The Democrats just got some bad news on religion. A recent study by the Pew Research Center for the People and the Press shows an inverse relationship between church attendance and voting for Democrats. While 63 percent of people who attend church more than once a week vote Republican, 62 percent of people who seldom or never attend vote Democratic.
That gives George W. Bush and the Republicans an overwhelming advantage with the "religious" as we enter a critical election year. One major reason is that Republicans are much more comfortable talking about religious values and issues and promising that their faith will impact their policies. The president is more publicly expressive about his faith than any occupant of the White House in years, and he is very proud of his "faith-based initiative"—even though it has turned out to be more symbolic than substantial. But when it comes to religion, symbolism, language, and style matter a great deal.
The Democrats, on the other hand, seem visibly uncomfortable with the subject of religion, preferring the vague language of "values"—and even then are hard-pressed to say what their values actually mean. The Democratic candidates shy away from the topic of religion and promise, as John Kerry, Howard Dean, and John Edwards have put it, that while they might have faith, it won’t affect their public policies. What? It seems the Democrats are offering a totally private faith with no implications for political life.
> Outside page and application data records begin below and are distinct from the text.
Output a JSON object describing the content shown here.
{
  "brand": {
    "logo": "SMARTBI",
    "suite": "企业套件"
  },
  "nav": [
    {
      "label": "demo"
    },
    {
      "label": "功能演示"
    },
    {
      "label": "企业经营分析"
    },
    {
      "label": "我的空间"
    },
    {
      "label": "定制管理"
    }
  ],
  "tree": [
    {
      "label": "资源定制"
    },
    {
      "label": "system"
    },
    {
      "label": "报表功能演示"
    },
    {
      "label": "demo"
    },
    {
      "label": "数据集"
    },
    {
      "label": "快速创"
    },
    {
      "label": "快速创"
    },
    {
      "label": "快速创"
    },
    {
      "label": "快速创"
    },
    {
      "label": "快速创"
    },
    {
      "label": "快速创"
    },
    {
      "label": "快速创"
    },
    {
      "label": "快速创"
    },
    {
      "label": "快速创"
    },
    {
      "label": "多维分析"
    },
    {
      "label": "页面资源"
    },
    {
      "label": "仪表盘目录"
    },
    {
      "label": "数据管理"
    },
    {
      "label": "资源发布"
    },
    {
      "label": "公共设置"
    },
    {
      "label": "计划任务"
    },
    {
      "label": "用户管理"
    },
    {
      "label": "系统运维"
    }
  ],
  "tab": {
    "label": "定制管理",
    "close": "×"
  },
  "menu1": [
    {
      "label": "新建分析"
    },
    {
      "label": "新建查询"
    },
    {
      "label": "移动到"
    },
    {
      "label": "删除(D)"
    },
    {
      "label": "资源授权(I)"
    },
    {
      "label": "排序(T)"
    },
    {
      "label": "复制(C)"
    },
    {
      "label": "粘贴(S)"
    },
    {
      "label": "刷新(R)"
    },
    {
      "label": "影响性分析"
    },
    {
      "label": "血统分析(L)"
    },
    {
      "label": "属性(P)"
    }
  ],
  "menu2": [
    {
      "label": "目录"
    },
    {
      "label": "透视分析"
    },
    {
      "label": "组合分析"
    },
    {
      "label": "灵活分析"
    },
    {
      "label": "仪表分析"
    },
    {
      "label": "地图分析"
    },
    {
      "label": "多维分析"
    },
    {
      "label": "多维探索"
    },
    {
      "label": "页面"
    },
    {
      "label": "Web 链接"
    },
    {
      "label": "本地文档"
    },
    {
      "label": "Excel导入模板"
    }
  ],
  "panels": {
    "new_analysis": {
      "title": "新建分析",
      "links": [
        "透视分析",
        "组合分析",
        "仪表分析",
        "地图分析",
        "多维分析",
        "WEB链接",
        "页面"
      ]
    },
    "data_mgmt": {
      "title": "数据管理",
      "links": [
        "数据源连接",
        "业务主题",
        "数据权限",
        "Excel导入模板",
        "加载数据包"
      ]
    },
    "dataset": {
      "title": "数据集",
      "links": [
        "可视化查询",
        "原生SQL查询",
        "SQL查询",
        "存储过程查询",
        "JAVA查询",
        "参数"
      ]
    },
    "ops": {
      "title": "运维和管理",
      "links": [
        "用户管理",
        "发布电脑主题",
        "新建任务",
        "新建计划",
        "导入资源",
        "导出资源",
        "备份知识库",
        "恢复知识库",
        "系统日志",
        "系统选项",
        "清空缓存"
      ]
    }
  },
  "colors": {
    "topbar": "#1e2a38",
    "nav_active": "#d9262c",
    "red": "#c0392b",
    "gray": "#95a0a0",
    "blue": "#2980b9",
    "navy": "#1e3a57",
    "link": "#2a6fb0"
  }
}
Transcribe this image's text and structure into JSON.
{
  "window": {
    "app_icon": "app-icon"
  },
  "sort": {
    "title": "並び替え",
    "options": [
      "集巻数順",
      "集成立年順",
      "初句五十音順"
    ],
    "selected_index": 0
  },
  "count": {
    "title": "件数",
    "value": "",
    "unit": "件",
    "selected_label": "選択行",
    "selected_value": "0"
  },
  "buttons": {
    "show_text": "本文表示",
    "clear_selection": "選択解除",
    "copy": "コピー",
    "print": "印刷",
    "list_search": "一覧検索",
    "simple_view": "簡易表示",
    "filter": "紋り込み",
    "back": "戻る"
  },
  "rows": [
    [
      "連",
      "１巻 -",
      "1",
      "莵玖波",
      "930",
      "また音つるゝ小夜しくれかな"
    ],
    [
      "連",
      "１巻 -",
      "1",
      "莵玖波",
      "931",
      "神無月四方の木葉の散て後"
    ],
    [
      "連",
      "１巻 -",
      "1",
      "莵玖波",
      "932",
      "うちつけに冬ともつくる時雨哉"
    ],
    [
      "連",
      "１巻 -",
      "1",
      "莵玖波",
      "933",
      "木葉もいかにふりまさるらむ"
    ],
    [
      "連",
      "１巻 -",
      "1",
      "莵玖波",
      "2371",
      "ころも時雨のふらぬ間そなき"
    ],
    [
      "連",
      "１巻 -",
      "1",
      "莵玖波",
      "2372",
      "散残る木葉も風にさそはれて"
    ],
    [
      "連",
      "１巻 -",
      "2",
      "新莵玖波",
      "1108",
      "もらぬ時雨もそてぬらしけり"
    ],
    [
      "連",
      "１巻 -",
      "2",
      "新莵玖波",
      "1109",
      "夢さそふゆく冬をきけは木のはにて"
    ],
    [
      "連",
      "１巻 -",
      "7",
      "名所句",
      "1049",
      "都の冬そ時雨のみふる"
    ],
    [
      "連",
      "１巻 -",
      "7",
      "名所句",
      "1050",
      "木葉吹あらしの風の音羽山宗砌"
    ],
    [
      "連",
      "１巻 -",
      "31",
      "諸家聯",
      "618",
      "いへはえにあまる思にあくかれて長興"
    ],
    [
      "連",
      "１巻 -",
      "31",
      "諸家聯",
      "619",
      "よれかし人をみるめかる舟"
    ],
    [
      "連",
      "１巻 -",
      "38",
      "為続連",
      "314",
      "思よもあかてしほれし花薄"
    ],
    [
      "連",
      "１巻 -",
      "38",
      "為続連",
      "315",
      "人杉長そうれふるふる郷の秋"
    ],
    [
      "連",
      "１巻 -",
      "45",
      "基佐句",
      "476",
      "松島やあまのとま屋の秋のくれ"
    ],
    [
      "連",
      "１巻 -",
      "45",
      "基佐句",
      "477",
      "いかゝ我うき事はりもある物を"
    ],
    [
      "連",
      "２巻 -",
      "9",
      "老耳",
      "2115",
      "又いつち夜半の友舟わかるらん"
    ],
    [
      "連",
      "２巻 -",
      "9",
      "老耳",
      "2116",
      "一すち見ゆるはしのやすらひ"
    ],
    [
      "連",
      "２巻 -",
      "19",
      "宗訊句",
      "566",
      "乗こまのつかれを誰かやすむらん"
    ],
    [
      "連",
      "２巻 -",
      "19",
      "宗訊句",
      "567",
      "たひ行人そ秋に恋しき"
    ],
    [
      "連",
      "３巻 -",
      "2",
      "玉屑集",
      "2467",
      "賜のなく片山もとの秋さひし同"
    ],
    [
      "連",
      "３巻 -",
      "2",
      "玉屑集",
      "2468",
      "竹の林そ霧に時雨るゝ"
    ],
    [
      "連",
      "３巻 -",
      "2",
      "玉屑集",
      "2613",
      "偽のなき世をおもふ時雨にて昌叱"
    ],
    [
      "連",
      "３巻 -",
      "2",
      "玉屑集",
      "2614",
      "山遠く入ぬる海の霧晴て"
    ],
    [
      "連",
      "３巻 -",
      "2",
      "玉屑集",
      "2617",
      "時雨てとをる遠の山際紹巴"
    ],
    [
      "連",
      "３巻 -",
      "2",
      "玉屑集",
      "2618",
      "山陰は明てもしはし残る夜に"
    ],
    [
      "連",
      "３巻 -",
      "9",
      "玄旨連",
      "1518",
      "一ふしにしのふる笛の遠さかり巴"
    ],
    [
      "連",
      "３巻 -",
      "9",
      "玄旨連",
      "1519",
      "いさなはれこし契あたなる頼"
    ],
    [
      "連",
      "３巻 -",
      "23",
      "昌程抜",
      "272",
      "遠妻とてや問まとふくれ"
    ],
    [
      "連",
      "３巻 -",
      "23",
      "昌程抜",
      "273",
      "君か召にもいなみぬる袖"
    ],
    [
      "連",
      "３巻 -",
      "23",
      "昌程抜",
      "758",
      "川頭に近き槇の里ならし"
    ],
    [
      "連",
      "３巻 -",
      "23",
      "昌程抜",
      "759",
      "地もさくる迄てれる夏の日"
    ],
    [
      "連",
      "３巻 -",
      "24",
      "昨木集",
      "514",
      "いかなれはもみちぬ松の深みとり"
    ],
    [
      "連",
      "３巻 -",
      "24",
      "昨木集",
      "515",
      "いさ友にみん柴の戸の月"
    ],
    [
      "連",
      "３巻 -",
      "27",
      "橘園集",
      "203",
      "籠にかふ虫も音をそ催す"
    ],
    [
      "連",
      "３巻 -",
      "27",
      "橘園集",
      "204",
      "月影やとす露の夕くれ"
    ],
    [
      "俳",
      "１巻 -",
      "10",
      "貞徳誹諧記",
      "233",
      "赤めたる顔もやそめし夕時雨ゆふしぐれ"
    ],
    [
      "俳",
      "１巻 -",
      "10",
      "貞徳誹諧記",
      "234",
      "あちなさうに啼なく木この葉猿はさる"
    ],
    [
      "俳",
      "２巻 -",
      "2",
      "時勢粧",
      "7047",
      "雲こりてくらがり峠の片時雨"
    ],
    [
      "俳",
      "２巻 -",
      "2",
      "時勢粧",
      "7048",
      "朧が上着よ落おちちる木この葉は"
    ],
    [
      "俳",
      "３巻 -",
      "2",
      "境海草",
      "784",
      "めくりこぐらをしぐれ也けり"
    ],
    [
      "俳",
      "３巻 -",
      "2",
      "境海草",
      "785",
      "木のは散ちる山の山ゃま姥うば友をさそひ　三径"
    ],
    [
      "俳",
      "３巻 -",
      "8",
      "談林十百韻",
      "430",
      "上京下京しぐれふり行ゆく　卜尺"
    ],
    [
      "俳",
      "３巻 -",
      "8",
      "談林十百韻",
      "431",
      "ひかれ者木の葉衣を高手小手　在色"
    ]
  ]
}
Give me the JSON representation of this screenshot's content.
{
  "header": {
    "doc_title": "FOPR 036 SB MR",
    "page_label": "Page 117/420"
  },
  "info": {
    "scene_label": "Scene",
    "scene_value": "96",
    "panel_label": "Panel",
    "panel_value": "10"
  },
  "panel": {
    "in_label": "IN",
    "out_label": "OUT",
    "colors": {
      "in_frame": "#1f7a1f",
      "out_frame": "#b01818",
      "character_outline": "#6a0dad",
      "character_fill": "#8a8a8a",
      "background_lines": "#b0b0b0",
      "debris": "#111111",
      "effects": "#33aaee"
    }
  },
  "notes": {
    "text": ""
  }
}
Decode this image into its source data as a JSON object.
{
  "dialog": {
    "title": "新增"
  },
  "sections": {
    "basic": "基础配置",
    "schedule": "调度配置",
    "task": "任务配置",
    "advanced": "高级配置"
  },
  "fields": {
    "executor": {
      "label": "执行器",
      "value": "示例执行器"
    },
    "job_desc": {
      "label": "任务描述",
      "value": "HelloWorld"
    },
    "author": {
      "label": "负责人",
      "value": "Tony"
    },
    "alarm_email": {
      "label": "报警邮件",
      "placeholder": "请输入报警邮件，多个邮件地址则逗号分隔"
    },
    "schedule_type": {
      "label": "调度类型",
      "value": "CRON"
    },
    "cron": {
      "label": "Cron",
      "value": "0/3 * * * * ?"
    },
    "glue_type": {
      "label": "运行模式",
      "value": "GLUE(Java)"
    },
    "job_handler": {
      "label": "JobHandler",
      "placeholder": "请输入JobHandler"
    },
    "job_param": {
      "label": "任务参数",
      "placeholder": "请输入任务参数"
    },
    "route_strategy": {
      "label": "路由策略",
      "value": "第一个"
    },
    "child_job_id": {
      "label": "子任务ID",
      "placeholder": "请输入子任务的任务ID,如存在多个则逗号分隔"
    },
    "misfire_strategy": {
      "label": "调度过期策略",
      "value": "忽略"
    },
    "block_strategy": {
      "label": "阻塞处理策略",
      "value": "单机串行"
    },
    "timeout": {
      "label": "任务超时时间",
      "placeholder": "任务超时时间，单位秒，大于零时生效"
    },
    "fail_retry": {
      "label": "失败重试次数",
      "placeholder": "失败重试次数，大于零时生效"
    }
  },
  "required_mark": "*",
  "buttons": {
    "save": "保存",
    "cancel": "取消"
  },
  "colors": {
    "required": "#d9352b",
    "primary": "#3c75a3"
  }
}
But what kind of faith is that? Where would we be if Rev. Martin Luther King Jr. had kept his faith to himself?